Many times we have conflict with people or ideas that make us suffer. Due to the fact that we don’t know how to properly respond to these conflicts, we suffer even more. We beat ourselves up because we don’t know what to do. When we take action to avoid suffering and we don’t get the results we want, we suffer more. The path to enlightenment is concerned, in part, with the discovery of how to respond to conflict and adversity in a conscious way. We become aware of the thoughts that produce suffering, and how to deal with those thoughts. When a thought arises that causes suffering, the proper response to the thought is to love the thought. We can’t stop suffering by hating the suffering. This negative response only causes more suffering.
The conscious way to deal with suffering is to contemplate the thought that is causing the suffering and to let go of it and all attachments to it. The thought might be that we are unworthy, unlovable, stupid or variations on those themes. The thought might be about how others are compared to us. The thought may be about how life is unfair or that God has abandoned us. We become attached to these thoughts and they become engrained in our subconscious. As long as they stay in our mind, we will suffer. When they surface into our conscious mind, we become enmeshed in the emotions that these thoughts cause and forget to deal with the thought itself.
Thoughts are not real, no matter how attached we become to them. We are not our thoughts. When we can detach from our thoughts, we can let go of the emotions they create and stop suffering. When a thought arises, we need to be able to look at it as simply a thought and nothing more. It is an illusion, a neuron flashing on and off in our brain. It helps me to compare a thought to a cloud in the sky floating across the blue sky. The blue sky is my true self, the observer, and blissful awareness. The clouds that separate the mind from the blue sky can be wispy or hurricane forces depending on the nature of the thought. In all cases the thought is not the sky. When I do not allow myself to become attached to the thought, eventually it will float away like a cloud.
Whenever I have a thought that causes suffering, such as judgments or critical thinking, I can either obsess on it or allow it to float away. When I obsess on it, it will stay in my consciousness for much longer periods of time, causing suffering like a radioactive isotope buried in my mind. There are ways to consciously remove these thoughts from my consciousness. One way that has been suggested to let go is to replace it with a pleasant thought, such as “cancel, I send love.” Every time a thought arises that causes me pain or suffering, I simply override it with “cancel, I send love.” This is a highly effective way to let go of thoughts.
I like to use another technique as well, the technique of placing the thought, and the object of the thought, into a fire of purple and pink flame. I call this the transforming flame of love. Imagine that these flames burn and destroy the thought and what ever the thought was about. The flames are pleasant to the touch and do not hurt the thought or the object of the thought, simply removing them from my awareness and consciousness.

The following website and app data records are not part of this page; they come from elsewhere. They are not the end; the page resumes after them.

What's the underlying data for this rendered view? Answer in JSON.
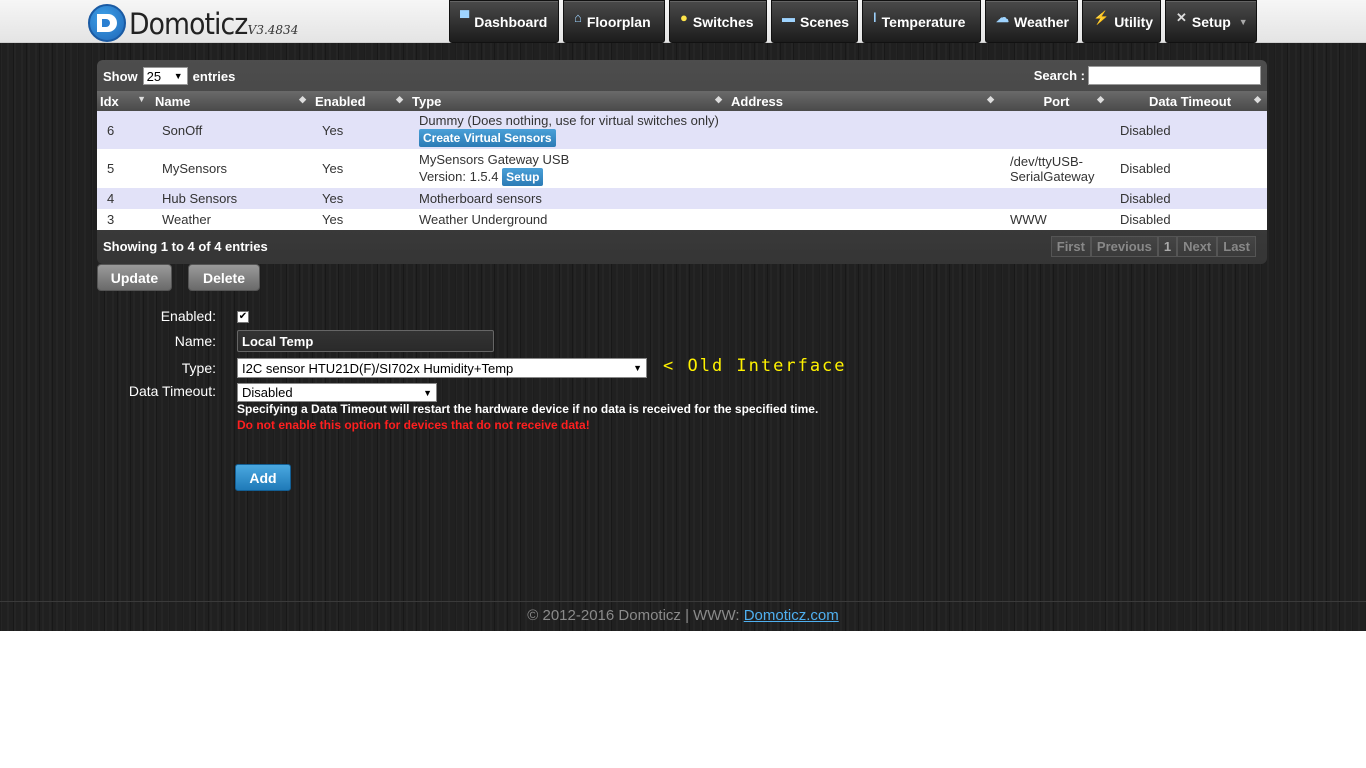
{
  "header": {
    "brand": "Domoticz",
    "version": "V3.4834",
    "nav": [
      {
        "label": "Dashboard",
        "icon": "monitor-icon"
      },
      {
        "label": "Floorplan",
        "icon": "floorplan-icon"
      },
      {
        "label": "Switches",
        "icon": "lightbulb-icon"
      },
      {
        "label": "Scenes",
        "icon": "clapperboard-icon"
      },
      {
        "label": "Temperature",
        "icon": "thermometer-icon"
      },
      {
        "label": "Weather",
        "icon": "cloud-rain-icon"
      },
      {
        "label": "Utility",
        "icon": "utility-icon"
      },
      {
        "label": "Setup",
        "icon": "tools-icon"
      }
    ]
  },
  "table": {
    "show_label": "Show",
    "entries_label": "entries",
    "page_size": "25",
    "search_label": "Search :",
    "columns": [
      "Idx",
      "Name",
      "Enabled",
      "Type",
      "Address",
      "Port",
      "Data Timeout"
    ],
    "rows": [
      {
        "idx": "6",
        "name": "SonOff",
        "enabled": "Yes",
        "type": "Dummy (Does nothing, use for virtual switches only)",
        "type_button": "Create Virtual Sensors",
        "address": "",
        "port": "",
        "timeout": "Disabled"
      },
      {
        "idx": "5",
        "name": "MySensors",
        "enabled": "Yes",
        "type": "MySensors Gateway USB",
        "type_line2": "Version: 1.5.4",
        "type_button": "Setup",
        "address": "",
        "port": "/dev/ttyUSB-SerialGateway",
        "timeout": "Disabled"
      },
      {
        "idx": "4",
        "name": "Hub Sensors",
        "enabled": "Yes",
        "type": "Motherboard sensors",
        "address": "",
        "port": "",
        "timeout": "Disabled"
      },
      {
        "idx": "3",
        "name": "Weather",
        "enabled": "Yes",
        "type": "Weather Underground",
        "address": "",
        "port": "WWW",
        "timeout": "Disabled"
      }
    ],
    "info": "Showing 1 to 4 of 4 entries",
    "pager": [
      "First",
      "Previous",
      "1",
      "Next",
      "Last"
    ]
  },
  "actions": {
    "update": "Update",
    "delete": "Delete"
  },
  "form": {
    "enabled_label": "Enabled:",
    "name_label": "Name:",
    "name_value": "Local Temp",
    "type_label": "Type:",
    "type_value": "I2C sensor HTU21D(F)/SI702x Humidity+Temp",
    "timeout_label": "Data Timeout:",
    "timeout_value": "Disabled",
    "note": "Specifying a Data Timeout will restart the hardware device if no data is received for the specified time.",
    "warning": "Do not enable this option for devices that do not receive data!",
    "add_label": "Add",
    "annotation": "< Old Interface"
  },
  "footer": {
    "text": "© 2012-2016 Domoticz | WWW: ",
    "link": "Domoticz.com"
  }
}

I may have to do this repeatedly for a thought or an object that is particularly painful and is deeply engrained. However, eventually the thought will disappear and the suffering will be eliminated. For example, if we have to deal with an unpleasant person, or someone that is creating conflict, we can put that person in the fire of purple flame. Eventually that person will stop being unpleasant, we can resolve the issue or that person will disappear from our awareness. This technique is truly magical.
I recently had an unpleasant encounter with someone that caused me to doubt myself and dislike that person. I put that person, the entire experience and all of the thoughts I was having about that person into the Flame and watched it all go up in smoke as an offering to the universe. In a relatively short period of time I was able to stop thinking about that person, think positively about myself and get over it. I was amazed at how quickly this happened because I normally would obsess over this for days. Instead I processed these thoughts in a matter of minutes. Whatever suffering I was experiencing quickly stopped and I was able to return to a state of grace.
There are other ways to deal with unpleasant, painful thoughts, but these two are the most effective way of dealing with them. When we practice these techniques, they will start to engage as soon as a thought flashes into our consciousness. This automatically avoids melodrama and suffering and allows us to respond in love, not react in fear. When we can stay grounded in these teachings, our lives become less stressful, chaotic and painful. When we can focus on these teachings, we begin to experience the nature of enlightenment. Enjoy!